SUPPLIED DATA below:

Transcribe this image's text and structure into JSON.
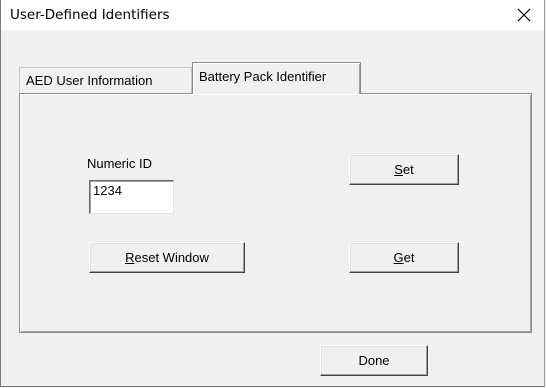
{
  "window": {
    "title": "User-Defined Identifiers",
    "close_glyph": "✕"
  },
  "tabs": [
    {
      "label": "AED User Information",
      "selected": false
    },
    {
      "label": "Battery Pack Identifier",
      "selected": true
    }
  ],
  "panel": {
    "numeric_id_label": "Numeric ID",
    "numeric_id_value": "1234",
    "set_button": {
      "mnemonic": "S",
      "rest": "et"
    },
    "get_button": {
      "mnemonic": "G",
      "rest": "et"
    },
    "reset_button": {
      "mnemonic": "R",
      "rest": "eset Window"
    }
  },
  "footer": {
    "done_label": "Done"
  },
  "icons": {
    "close": "close-icon"
  }
}
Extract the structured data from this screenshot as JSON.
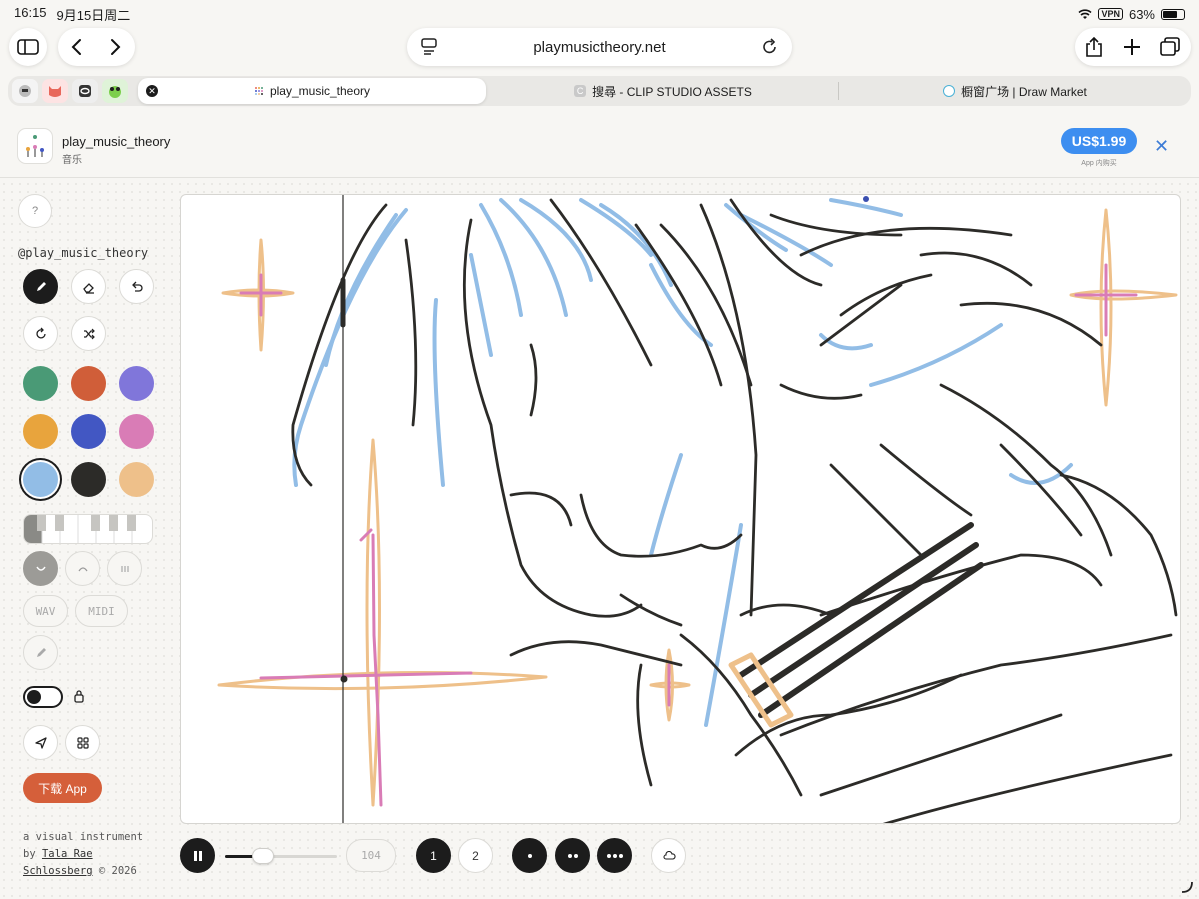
{
  "status": {
    "time": "16:15",
    "date": "9月15日周二",
    "vpn": "VPN",
    "battery": "63%"
  },
  "browser": {
    "url": "playmusictheory.net",
    "tabs": [
      {
        "title": "play_music_theory",
        "active": true
      },
      {
        "title": "搜尋 - CLIP STUDIO ASSETS",
        "favicon_letter": "C"
      },
      {
        "title": "橱窗广场 | Draw Market"
      }
    ]
  },
  "banner": {
    "app_name": "play_music_theory",
    "category": "音乐",
    "price": "US$1.99",
    "price_sub": "App 内购买"
  },
  "sidebar": {
    "help": "?",
    "handle": "@play_music_theory",
    "colors": [
      "#4a9a76",
      "#d05e39",
      "#8076da",
      "#e8a43d",
      "#4257c3",
      "#d97cb6",
      "#92bde6",
      "#2c2b28",
      "#eec08a"
    ],
    "selected_color": "#92bde6",
    "export_wav": "WAV",
    "export_midi": "MIDI",
    "download": "下载 App",
    "credit_line1": "a visual instrument",
    "credit_by": "by",
    "credit_author1": "Tala Rae",
    "credit_author2": "Schlossberg",
    "credit_year": "© 2026"
  },
  "controls": {
    "tempo": "104",
    "tempo_fill": 0.34,
    "track1": "1",
    "track2": "2"
  }
}
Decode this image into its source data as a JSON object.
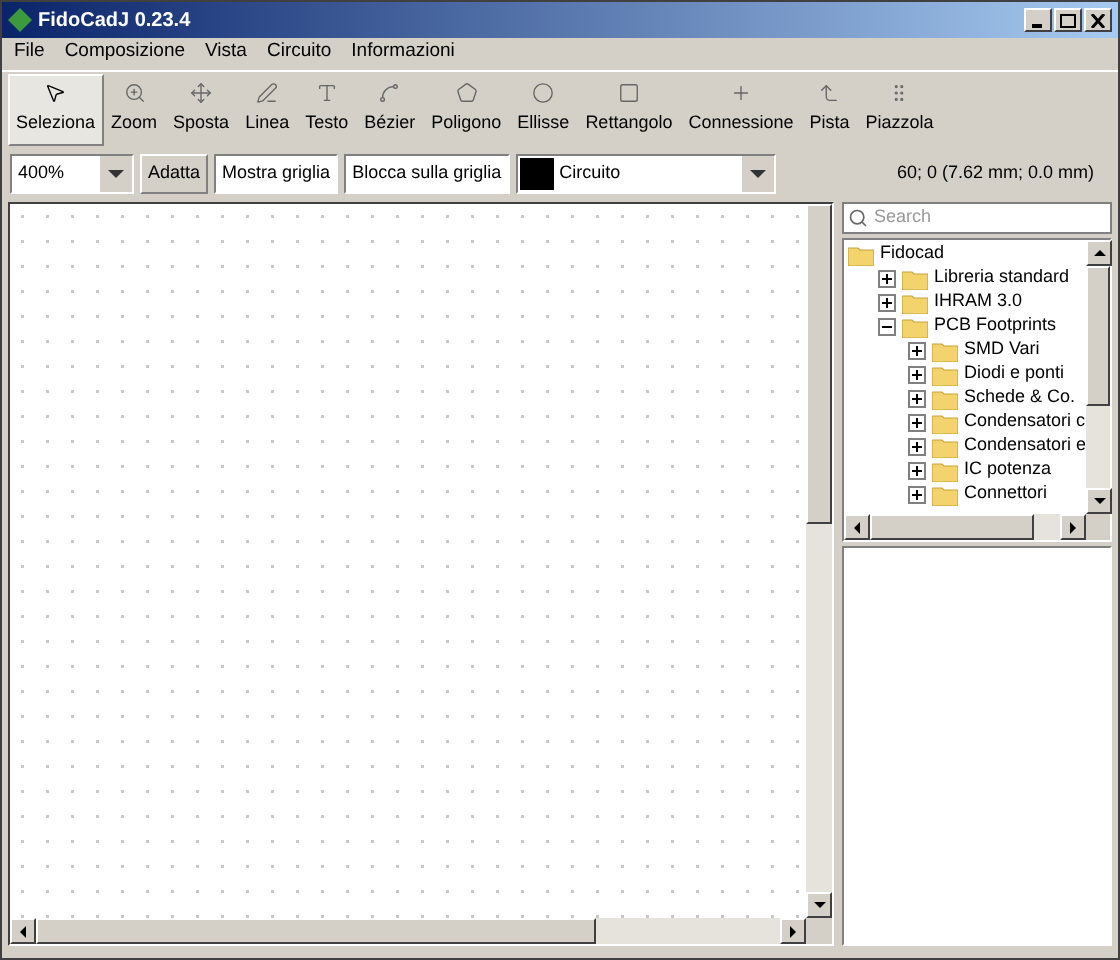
{
  "window": {
    "title": "FidoCadJ 0.23.4"
  },
  "menu": [
    "File",
    "Composizione",
    "Vista",
    "Circuito",
    "Informazioni"
  ],
  "tools": [
    {
      "label": "Seleziona",
      "selected": true
    },
    {
      "label": "Zoom",
      "selected": false
    },
    {
      "label": "Sposta",
      "selected": false
    },
    {
      "label": "Linea",
      "selected": false
    },
    {
      "label": "Testo",
      "selected": false
    },
    {
      "label": "Bézier",
      "selected": false
    },
    {
      "label": "Poligono",
      "selected": false
    },
    {
      "label": "Ellisse",
      "selected": false
    },
    {
      "label": "Rettangolo",
      "selected": false
    },
    {
      "label": "Connessione",
      "selected": false
    },
    {
      "label": "Pista",
      "selected": false
    },
    {
      "label": "Piazzola",
      "selected": false
    }
  ],
  "zoom": {
    "value": "400%"
  },
  "buttons": [
    {
      "label": "Adatta",
      "on": false
    },
    {
      "label": "Mostra griglia",
      "on": true
    },
    {
      "label": "Blocca sulla griglia",
      "on": true
    }
  ],
  "layer": {
    "name": "Circuito",
    "color": "#000000"
  },
  "coordinates": "60; 0 (7.62 mm; 0.0 mm)",
  "search": {
    "placeholder": "Search"
  },
  "tree": {
    "label": "Fidocad",
    "children": [
      {
        "label": "Libreria standard",
        "expanded": false
      },
      {
        "label": "IHRAM 3.0",
        "expanded": false
      },
      {
        "label": "PCB Footprints",
        "expanded": true,
        "children": [
          {
            "label": "SMD Vari",
            "expanded": false
          },
          {
            "label": "Diodi e ponti",
            "expanded": false
          },
          {
            "label": "Schede & Co.",
            "expanded": false
          },
          {
            "label": "Condensatori c",
            "expanded": false
          },
          {
            "label": "Condensatori e",
            "expanded": false
          },
          {
            "label": "IC potenza",
            "expanded": false
          },
          {
            "label": "Connettori",
            "expanded": false
          }
        ]
      }
    ]
  }
}
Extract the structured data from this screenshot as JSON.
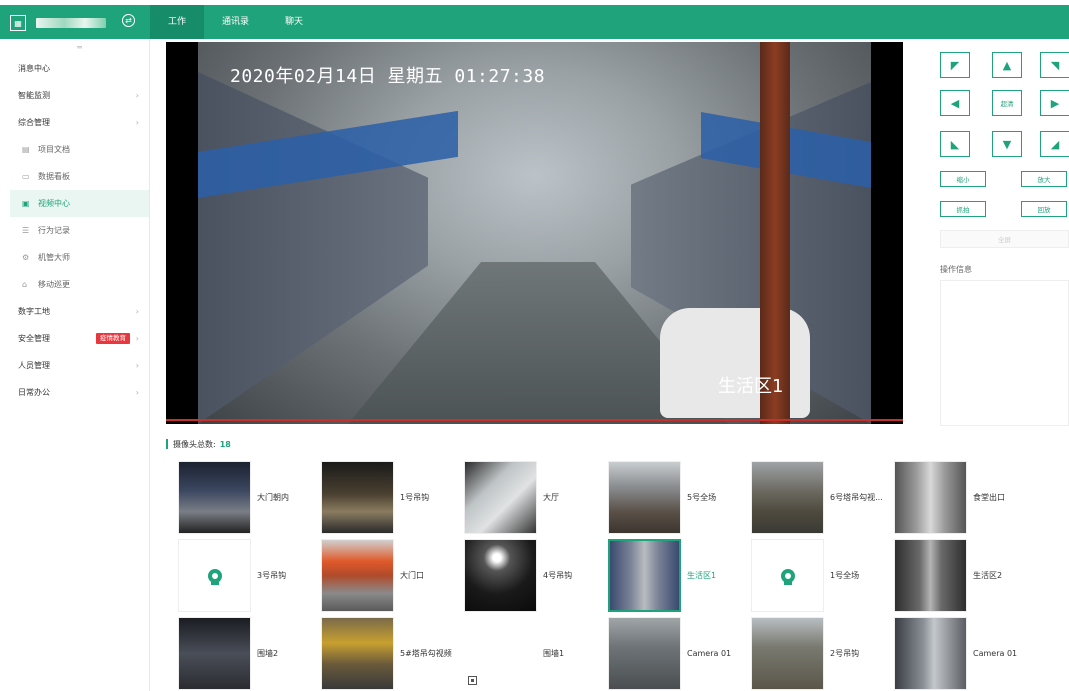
{
  "topbar": {
    "nav": [
      "工作",
      "通讯录",
      "聊天"
    ],
    "active_index": 0,
    "accent_color": "#1fa37a"
  },
  "sidebar": {
    "items": [
      {
        "label": "消息中心",
        "type": "top"
      },
      {
        "label": "智能监测",
        "type": "group"
      },
      {
        "label": "综合管理",
        "type": "group"
      },
      {
        "label": "项目文档",
        "type": "sub",
        "icon": "document-icon"
      },
      {
        "label": "数据看板",
        "type": "sub",
        "icon": "dashboard-icon"
      },
      {
        "label": "视频中心",
        "type": "sub",
        "icon": "video-icon",
        "active": true
      },
      {
        "label": "行为记录",
        "type": "sub",
        "icon": "record-icon"
      },
      {
        "label": "机管大师",
        "type": "sub",
        "icon": "machine-icon"
      },
      {
        "label": "移动巡更",
        "type": "sub",
        "icon": "patrol-icon"
      },
      {
        "label": "数字工地",
        "type": "group"
      },
      {
        "label": "安全管理",
        "type": "group",
        "badge": "疫情教育"
      },
      {
        "label": "人员管理",
        "type": "group"
      },
      {
        "label": "日常办公",
        "type": "group"
      }
    ]
  },
  "video": {
    "osd_time": "2020年02月14日  星期五  01:27:38",
    "osd_label": "生活区1"
  },
  "ptz": {
    "center_label": "超清",
    "zoom_out": "缩小",
    "zoom_in": "放大",
    "capture": "抓拍",
    "playback": "回放",
    "disabled_button": "全屏",
    "op_info_label": "操作信息"
  },
  "cameras": {
    "count_label": "摄像头总数:",
    "count": "18",
    "items": [
      {
        "name": "大门朝内",
        "thumb": "night-gate"
      },
      {
        "name": "1号吊钩",
        "thumb": "crane-night"
      },
      {
        "name": "大厅",
        "thumb": "hall"
      },
      {
        "name": "5号全场",
        "thumb": "site-day"
      },
      {
        "name": "6号塔吊勾视...",
        "thumb": "tower-day"
      },
      {
        "name": "食堂出口",
        "thumb": "canteen"
      },
      {
        "name": "3号吊钩",
        "thumb": "offline"
      },
      {
        "name": "大门口",
        "thumb": "gate-tent"
      },
      {
        "name": "4号吊钩",
        "thumb": "lights-night"
      },
      {
        "name": "生活区1",
        "thumb": "living",
        "selected": true
      },
      {
        "name": "1号全场",
        "thumb": "offline"
      },
      {
        "name": "生活区2",
        "thumb": "corridor"
      },
      {
        "name": "围墙2",
        "thumb": "wall-night"
      },
      {
        "name": "5#塔吊勾视频",
        "thumb": "tower-yellow"
      },
      {
        "name": "围墙1",
        "thumb": "broken"
      },
      {
        "name": "Camera 01",
        "thumb": "street"
      },
      {
        "name": "2号吊钩",
        "thumb": "crane-day"
      },
      {
        "name": "Camera 01",
        "thumb": "alley"
      }
    ]
  }
}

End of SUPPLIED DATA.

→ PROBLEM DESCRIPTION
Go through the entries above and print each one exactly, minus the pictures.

→ SOLUTION TO THIS EXERCISE
Transcribe this image's text and structure into JSON.
{
  "window": {
    "title": "User-Defined Identifiers",
    "close_glyph": "✕"
  },
  "tabs": [
    {
      "label": "AED User Information",
      "selected": false
    },
    {
      "label": "Battery Pack Identifier",
      "selected": true
    }
  ],
  "panel": {
    "numeric_id_label": "Numeric ID",
    "numeric_id_value": "1234",
    "set_button": {
      "mnemonic": "S",
      "rest": "et"
    },
    "get_button": {
      "mnemonic": "G",
      "rest": "et"
    },
    "reset_button": {
      "mnemonic": "R",
      "rest": "eset Window"
    }
  },
  "footer": {
    "done_label": "Done"
  },
  "icons": {
    "close": "close-icon"
  }
}
Extract the structured data from this screenshot as JSON.
{
  "status": {
    "time": "16:15",
    "date": "9月15日周二",
    "vpn": "VPN",
    "battery": "63%"
  },
  "browser": {
    "url": "playmusictheory.net",
    "tabs": [
      {
        "title": "play_music_theory",
        "active": true
      },
      {
        "title": "搜尋 - CLIP STUDIO ASSETS",
        "favicon_letter": "C"
      },
      {
        "title": "橱窗广场 | Draw Market"
      }
    ]
  },
  "banner": {
    "app_name": "play_music_theory",
    "category": "音乐",
    "price": "US$1.99",
    "price_sub": "App 内购买"
  },
  "sidebar": {
    "help": "?",
    "handle": "@play_music_theory",
    "colors": [
      "#4a9a76",
      "#d05e39",
      "#8076da",
      "#e8a43d",
      "#4257c3",
      "#d97cb6",
      "#92bde6",
      "#2c2b28",
      "#eec08a"
    ],
    "selected_color": "#92bde6",
    "export_wav": "WAV",
    "export_midi": "MIDI",
    "download": "下载 App",
    "credit_line1": "a visual instrument",
    "credit_by": "by",
    "credit_author1": "Tala Rae",
    "credit_author2": "Schlossberg",
    "credit_year": "© 2026"
  },
  "controls": {
    "tempo": "104",
    "tempo_fill": 0.34,
    "track1": "1",
    "track2": "2"
  }
}
Decode this image into its source data as a JSON object.
{
  "window": {
    "title": "FidoCadJ 0.23.4"
  },
  "menu": [
    "File",
    "Composizione",
    "Vista",
    "Circuito",
    "Informazioni"
  ],
  "tools": [
    {
      "label": "Seleziona",
      "selected": true
    },
    {
      "label": "Zoom",
      "selected": false
    },
    {
      "label": "Sposta",
      "selected": false
    },
    {
      "label": "Linea",
      "selected": false
    },
    {
      "label": "Testo",
      "selected": false
    },
    {
      "label": "Bézier",
      "selected": false
    },
    {
      "label": "Poligono",
      "selected": false
    },
    {
      "label": "Ellisse",
      "selected": false
    },
    {
      "label": "Rettangolo",
      "selected": false
    },
    {
      "label": "Connessione",
      "selected": false
    },
    {
      "label": "Pista",
      "selected": false
    },
    {
      "label": "Piazzola",
      "selected": false
    }
  ],
  "zoom": {
    "value": "400%"
  },
  "buttons": [
    {
      "label": "Adatta",
      "on": false
    },
    {
      "label": "Mostra griglia",
      "on": true
    },
    {
      "label": "Blocca sulla griglia",
      "on": true
    }
  ],
  "layer": {
    "name": "Circuito",
    "color": "#000000"
  },
  "coordinates": "60; 0 (7.62 mm; 0.0 mm)",
  "search": {
    "placeholder": "Search"
  },
  "tree": {
    "label": "Fidocad",
    "children": [
      {
        "label": "Libreria standard",
        "expanded": false
      },
      {
        "label": "IHRAM 3.0",
        "expanded": false
      },
      {
        "label": "PCB Footprints",
        "expanded": true,
        "children": [
          {
            "label": "SMD Vari",
            "expanded": false
          },
          {
            "label": "Diodi e ponti",
            "expanded": false
          },
          {
            "label": "Schede & Co.",
            "expanded": false
          },
          {
            "label": "Condensatori c",
            "expanded": false
          },
          {
            "label": "Condensatori e",
            "expanded": false
          },
          {
            "label": "IC potenza",
            "expanded": false
          },
          {
            "label": "Connettori",
            "expanded": false
          }
        ]
      }
    ]
  }
}
Extract the structured data from this screenshot as JSON.
{
  "topbar": {
    "nav": [
      "工作",
      "通讯录",
      "聊天"
    ],
    "active_index": 0,
    "accent_color": "#1fa37a"
  },
  "sidebar": {
    "items": [
      {
        "label": "消息中心",
        "type": "top"
      },
      {
        "label": "智能监测",
        "type": "group"
      },
      {
        "label": "综合管理",
        "type": "group"
      },
      {
        "label": "项目文档",
        "type": "sub",
        "icon": "document-icon"
      },
      {
        "label": "数据看板",
        "type": "sub",
        "icon": "dashboard-icon"
      },
      {
        "label": "视频中心",
        "type": "sub",
        "icon": "video-icon",
        "active": true
      },
      {
        "label": "行为记录",
        "type": "sub",
        "icon": "record-icon"
      },
      {
        "label": "机管大师",
        "type": "sub",
        "icon": "machine-icon"
      },
      {
        "label": "移动巡更",
        "type": "sub",
        "icon": "patrol-icon"
      },
      {
        "label": "数字工地",
        "type": "group"
      },
      {
        "label": "安全管理",
        "type": "group",
        "badge": "疫情教育"
      },
      {
        "label": "人员管理",
        "type": "group"
      },
      {
        "label": "日常办公",
        "type": "group"
      }
    ]
  },
  "video": {
    "osd_time": "2020年02月14日  星期五  01:27:38",
    "osd_label": "生活区1"
  },
  "ptz": {
    "center_label": "超清",
    "zoom_out": "缩小",
    "zoom_in": "放大",
    "capture": "抓拍",
    "playback": "回放",
    "disabled_button": "全屏",
    "op_info_label": "操作信息"
  },
  "cameras": {
    "count_label": "摄像头总数:",
    "count": "18",
    "items": [
      {
        "name": "大门朝内",
        "thumb": "night-gate"
      },
      {
        "name": "1号吊钩",
        "thumb": "crane-night"
      },
      {
        "name": "大厅",
        "thumb": "hall"
      },
      {
        "name": "5号全场",
        "thumb": "site-day"
      },
      {
        "name": "6号塔吊勾视...",
        "thumb": "tower-day"
      },
      {
        "name": "食堂出口",
        "thumb": "canteen"
      },
      {
        "name": "3号吊钩",
        "thumb": "offline"
      },
      {
        "name": "大门口",
        "thumb": "gate-tent"
      },
      {
        "name": "4号吊钩",
        "thumb": "lights-night"
      },
      {
        "name": "生活区1",
        "thumb": "living",
        "selected": true
      },
      {
        "name": "1号全场",
        "thumb": "offline"
      },
      {
        "name": "生活区2",
        "thumb": "corridor"
      },
      {
        "name": "围墙2",
        "thumb": "wall-night"
      },
      {
        "name": "5#塔吊勾视频",
        "thumb": "tower-yellow"
      },
      {
        "name": "围墙1",
        "thumb": "broken"
      },
      {
        "name": "Camera 01",
        "thumb": "street"
      },
      {
        "name": "2号吊钩",
        "thumb": "crane-day"
      },
      {
        "name": "Camera 01",
        "thumb": "alley"
      }
    ]
  }
}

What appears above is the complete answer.